Can you remember the last time you went out and you stood still to observe what was around you? The way of the modern world doesn’t seem to want us to ever stop ourselves from doing something or other is tiresome and frankly a bit unnatural. We can do things, and feel relaxed and comfortable but from what I see here in Surrey that is all too rare for many people. On my local wanderings I have even noticed that very few people are stopping to take in the beautiful riverside scenery that surrounds them. If there not, running, cycling, walking dogs, talking on mobiles, and even listening to music they seem to hurry and not take in the countryside they are passing through. Now I am being harsh on the people I see and undoubtedly many people get as much enjoyment from the area as I do myself and I have often seen anglers, walking groups, occasional photographers, and people with old dogs taking in the area.
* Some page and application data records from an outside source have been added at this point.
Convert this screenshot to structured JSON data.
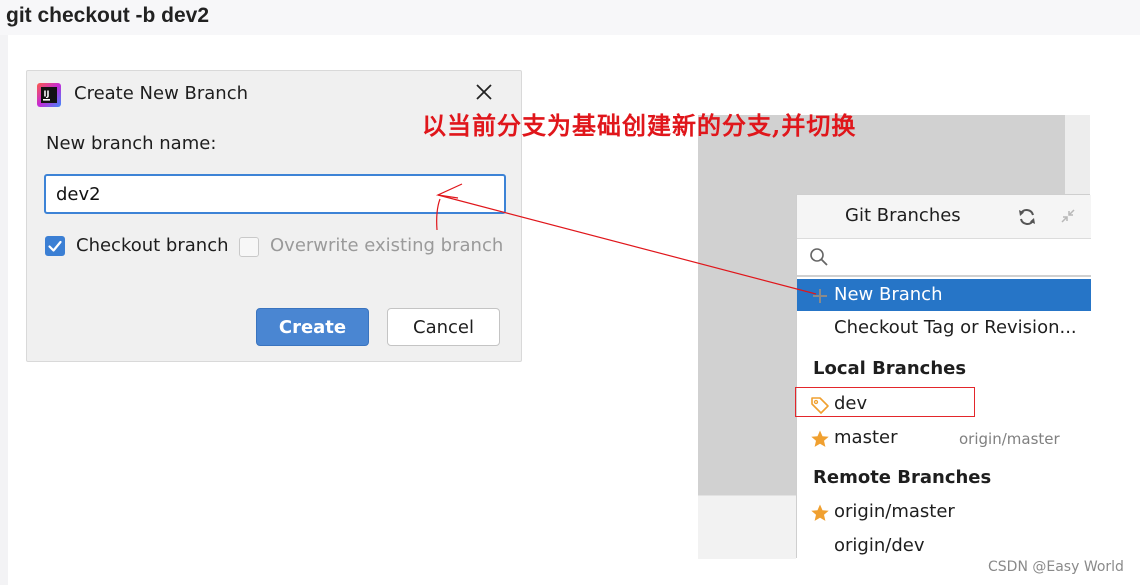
{
  "heading": "git checkout -b  dev2",
  "dialog": {
    "title": "Create New Branch",
    "label": "New branch name:",
    "input_value": "dev2",
    "checkout_label": "Checkout branch",
    "overwrite_label": "Overwrite existing branch",
    "create_label": "Create",
    "cancel_label": "Cancel"
  },
  "annotation": "以当前分支为基础创建新的分支,并切换",
  "popup": {
    "title": "Git Branches",
    "new_branch": "New Branch",
    "checkout_tag": "Checkout Tag or Revision...",
    "local_heading": "Local Branches",
    "local": [
      {
        "name": "dev",
        "tracking": ""
      },
      {
        "name": "master",
        "tracking": "origin/master"
      }
    ],
    "remote_heading": "Remote Branches",
    "remote": [
      {
        "name": "origin/master"
      },
      {
        "name": "origin/dev"
      }
    ]
  },
  "watermark": "CSDN @Easy World",
  "colors": {
    "selection": "#2675c7",
    "accent_button": "#4a86d2",
    "annotation_red": "#e0161b",
    "star": "#f0a030"
  }
}
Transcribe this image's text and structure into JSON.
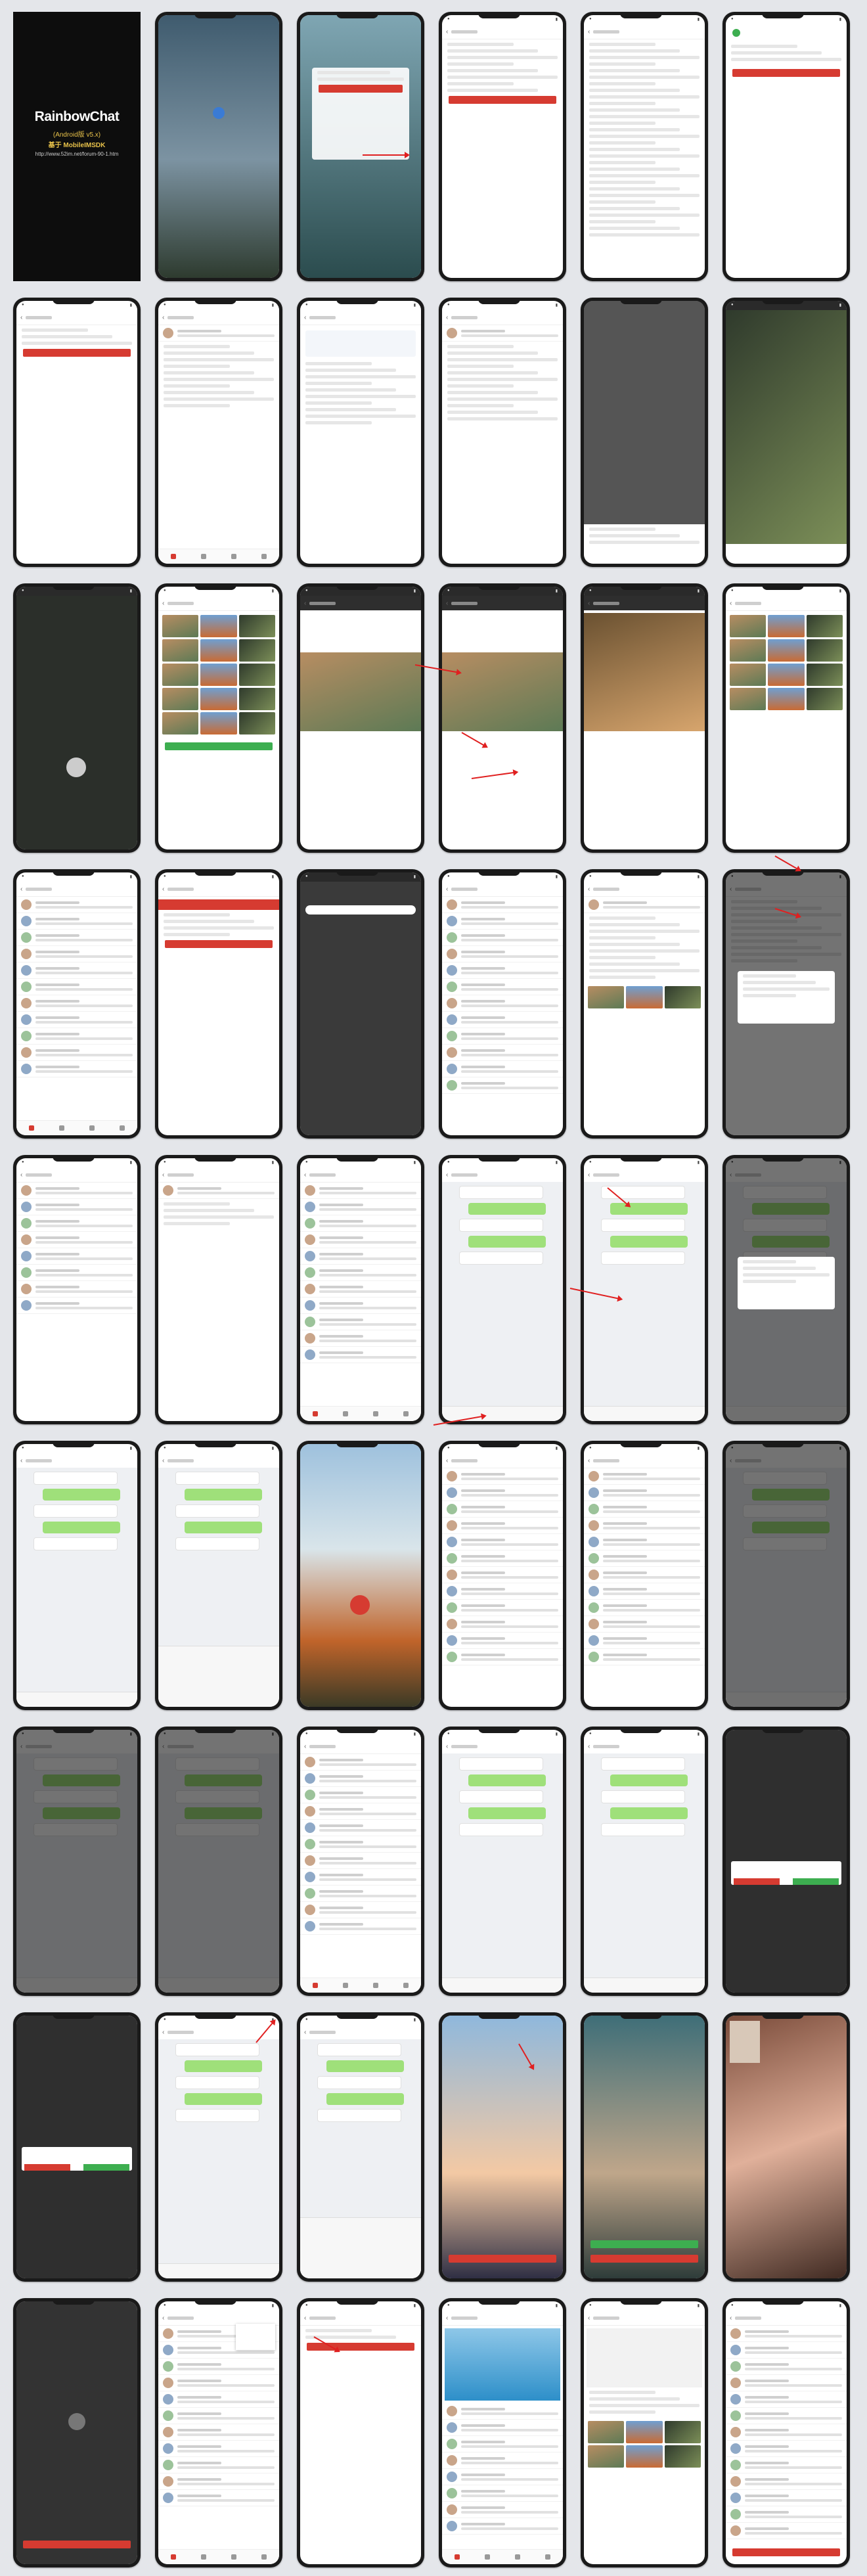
{
  "title_card": {
    "app_name": "RainbowChat",
    "edition": "(Android版 v5.x)",
    "sdk_note": "基于 MobileIMSDK",
    "url": "http://www.52im.net/forum-90-1.htm"
  },
  "screens": [
    {
      "kind": "title"
    },
    {
      "kind": "splash"
    },
    {
      "kind": "login"
    },
    {
      "kind": "register"
    },
    {
      "kind": "terms"
    },
    {
      "kind": "register-success"
    },
    {
      "kind": "forgot-password"
    },
    {
      "kind": "settings"
    },
    {
      "kind": "about"
    },
    {
      "kind": "profile-form"
    },
    {
      "kind": "avatar-picker"
    },
    {
      "kind": "crop"
    },
    {
      "kind": "camera"
    },
    {
      "kind": "album"
    },
    {
      "kind": "photo-upload"
    },
    {
      "kind": "photo-view"
    },
    {
      "kind": "portrait"
    },
    {
      "kind": "gallery"
    },
    {
      "kind": "chat-list"
    },
    {
      "kind": "find-user"
    },
    {
      "kind": "find-user-dark"
    },
    {
      "kind": "search-result"
    },
    {
      "kind": "user-profile"
    },
    {
      "kind": "add-friend-dialog"
    },
    {
      "kind": "friend-requests"
    },
    {
      "kind": "verify-request"
    },
    {
      "kind": "contacts"
    },
    {
      "kind": "chat"
    },
    {
      "kind": "chat-more"
    },
    {
      "kind": "chat-dialog"
    },
    {
      "kind": "chat-media"
    },
    {
      "kind": "chat-panel"
    },
    {
      "kind": "photo-full"
    },
    {
      "kind": "file-browser"
    },
    {
      "kind": "file-list"
    },
    {
      "kind": "chat-dark"
    },
    {
      "kind": "chat-dark2"
    },
    {
      "kind": "chat-dark3"
    },
    {
      "kind": "chat-list-arrow"
    },
    {
      "kind": "group-chat"
    },
    {
      "kind": "location"
    },
    {
      "kind": "incoming-call"
    },
    {
      "kind": "incoming-call2"
    },
    {
      "kind": "chat-voice"
    },
    {
      "kind": "chat-panel2"
    },
    {
      "kind": "video-call"
    },
    {
      "kind": "video-call2"
    },
    {
      "kind": "video-live"
    },
    {
      "kind": "call-ended"
    },
    {
      "kind": "contacts-menu"
    },
    {
      "kind": "send-gift"
    },
    {
      "kind": "shop"
    },
    {
      "kind": "product"
    },
    {
      "kind": "order-list"
    }
  ]
}
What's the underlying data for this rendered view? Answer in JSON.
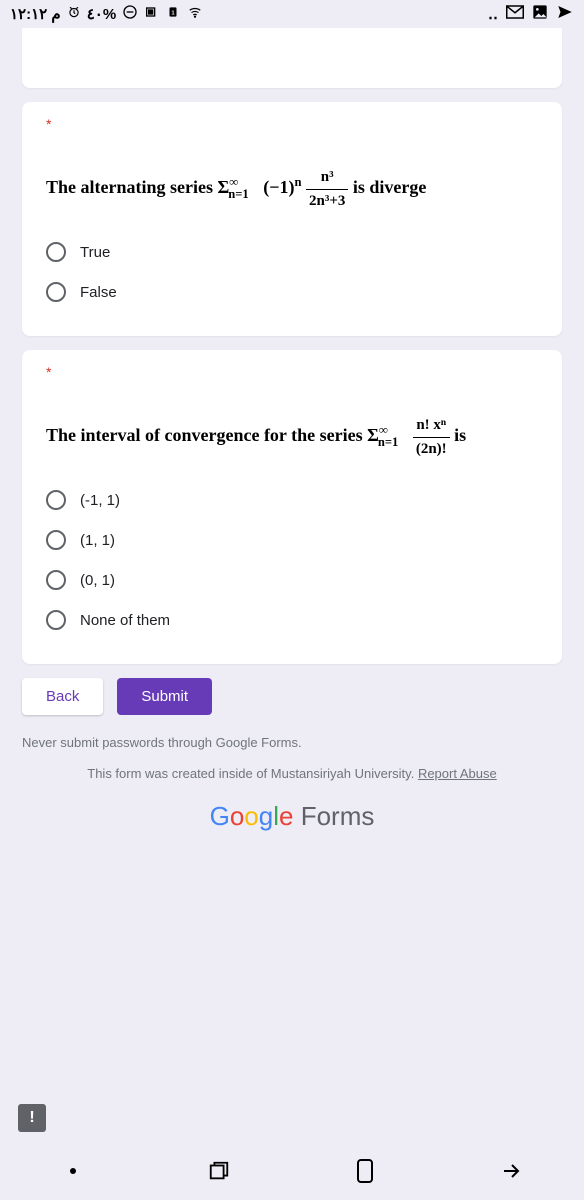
{
  "status": {
    "time": "۱۲:۱۲ م",
    "battery": "٤٠%"
  },
  "q1": {
    "required": "*",
    "prefix": "The alternating series ",
    "sum": "Σ",
    "sumSup": "∞",
    "sumSub": "n=1",
    "term1": " (−1)",
    "term1Sup": "n",
    "fracNum": "n³",
    "fracDen": "2n³+3",
    "suffix": " is diverge",
    "options": [
      "True",
      "False"
    ]
  },
  "q2": {
    "required": "*",
    "prefix": "The interval of convergence for the series ",
    "sum": "Σ",
    "sumSup": "∞",
    "sumSub": "n=1",
    "fracNum": "n! xⁿ",
    "fracDen": "(2n)!",
    "suffix": " is",
    "options": [
      "(-1, 1)",
      "(1, 1)",
      "(0, 1)",
      "None of them"
    ]
  },
  "buttons": {
    "back": "Back",
    "submit": "Submit"
  },
  "footer": {
    "warning": "Never submit passwords through Google Forms.",
    "created": "This form was created inside of Mustansiriyah University.",
    "report": "Report Abuse",
    "brand": "Forms"
  }
}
Now as you know from my previous writings that when I go out for a walk; the number one priority is to observe wildlife. Yep I can be obsessive about it sometimes, I admit! Over the many years that I have been going out and doing this I also learnt the simple but sometimes highly effective idea/trick of standing still. I generally try and pick a good place to stop at its not always random although as nature can be very random and you never know what can happen and I recall being in Guildford the other year and whilst walking in a crowd of people, I saw a Peregrine wheeling about the sky and instantly stopped in my tracks causing the person behind me to bump into me! I apologised and stepped aside to get more views of the Peregrine.
Finding a good place to stand is key if you want to see wildlife and these, in my experience have often been by water, woodland edges, viewpoint and good old trustee gates. In recent years I found a wet field with a marshy pool full of Reedmace that was bordered by a track. I have started to walk this way quite a bit in the last two years and have found myself standing on the track looking at this Marsh pool.
Last week I stood and saw a male Stonechats suddenly appear on a Reedmace head, then there were 2 with a female joining him. I watched the for a couple of minutes and then noticed another bird on the Reedmace and there was a male Reed Bunting busily ripping through the seed heads. From the hidden depths of the marsh a Water Rail squealed as well. Feeling very satisfied I took a step to my left and heard the local Tit flock going crazy and saw the male Sparrowhawk flick over the hedge into the woodland having missed his dinner.
In 20 minutes, I had seen all these species plus a whole variety of other birds and probably only moved 2 metres in total. This example of what you can see when you stand still and I will continue to do this and see what I can find. The other good thing about carrying out this practice is that it teaches you patience for today I stood in the same place and saw nothing apart from the Wood Pigeons that deposited its dinner on me!